My current microwave’s defrost features are terrible.  Look, I want to defrost a steak quickly without partially cooking it.  I also don’t want to wait an hour defrosting a big chicken.  The smarts to do this are SMOP (“simply a matter of programming”).  My microwave gives me a ridiculous choice for defrosting options.  How about getting the right option off the Internet by scanning its bar code?  Also, a microwave should probably be hooked up to a digital scale to weigh things, but putting the scale into the microwave itself has its charm.  A lot of these features can be implemented without using too much excess energy.  In fact, considerable energy can be saved, simply by not overcooking things!

Now, who is going to invent the “green” robot that does all my cooking for me?

Of course the moral here is that smart appliances are coming, and I hope that industry will embrace saving energy.


Google Buys Motorola


Google Buys Motorola

Well, today’s headline knocked my socks off!   I previously noted that Google was poorly “patent positioned” in the mobile space and was going to be increasingly challenged by patent holders.  This would potentially have damaged the Android mobile phone sector.  Now, armed with Motorola’s 17,000+ patent portfolio, Google can definitely play the patent exchange game with much greater power.  Let me illustrate.  I recall when Apple came to Digital with a claim that Digital was infringing on Apple’s claim to have invented the mouse.  It was more specific than that, but never-mind.  Digital countered by offering Apple to trade for a patent that claimed that Digital invented Ethernet.  The specifics aren’t important, but the issue went away with the trade of equally obtuse patents.

OK, that’s goodness for Android, but the Motorola purchase changes the dynamics of mobile computing tremendously.  Now, Android is no longer an operating system from a company that is hardware neutral, as was Microsoft in the formative PC days.  Now, Android is the product of a hardware vendor of cell phones and tablets.  Companies like Samsung, Nokia, and HTC have to rethink their strategy.  What was formally a no-brainer to adopt Android, is now a question of whether to use technology from a competitor.  What if Google were to decide to keep some OS technology for itself, or if it were to decide to charge for Android?  It also isn’t clear that Google won’t prioritize the development of Android features to favor its own (formerly Motorola) products.  Should a cell phone or tablet company hedge its bets and also support one or even two other operating system competitors to Android?

The Android Open Source Project (AOSP) officially maintains Android, but I don’t understand how its costs are covered.  My assumption has always been that Google covers most of the cost and has most of the influence.  It is one thing when Google makes such immense profits that Google’s Android development costs are lost in the expense round-off errors, and another if it gets public scrutiny.

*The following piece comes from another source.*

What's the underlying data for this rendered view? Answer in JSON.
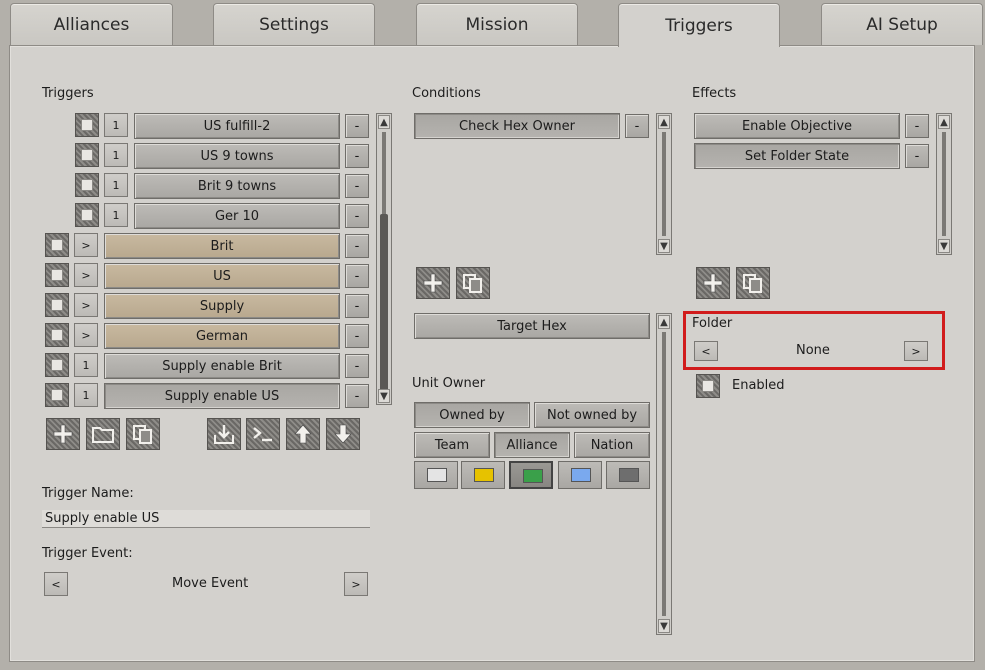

Of course, phone and tablet vendors could decide to equally fund AOSP, much like the “Gang of Nine” PC clone makers decided to fund EISA after IBM bullied the PC market with their proprietary Microchannel bus.  It will be interesting to see how Google will address this problem.

Another possibility is to hedge bets with another operating system.  Some cell phone makers already support Microsoft, and HP has WebOS.  My guess is that Microsoft’s OS will benefit from Google’s little dilemma, but I can only speculate on WebOS, which gets some good reviews in spite of HP’s meager market share.

My advice to Google:  Call in all your Android AOSP partners and address this RIGHT NOW.  Openness is really important to instill confidence and to keep the Android market penetration climbing.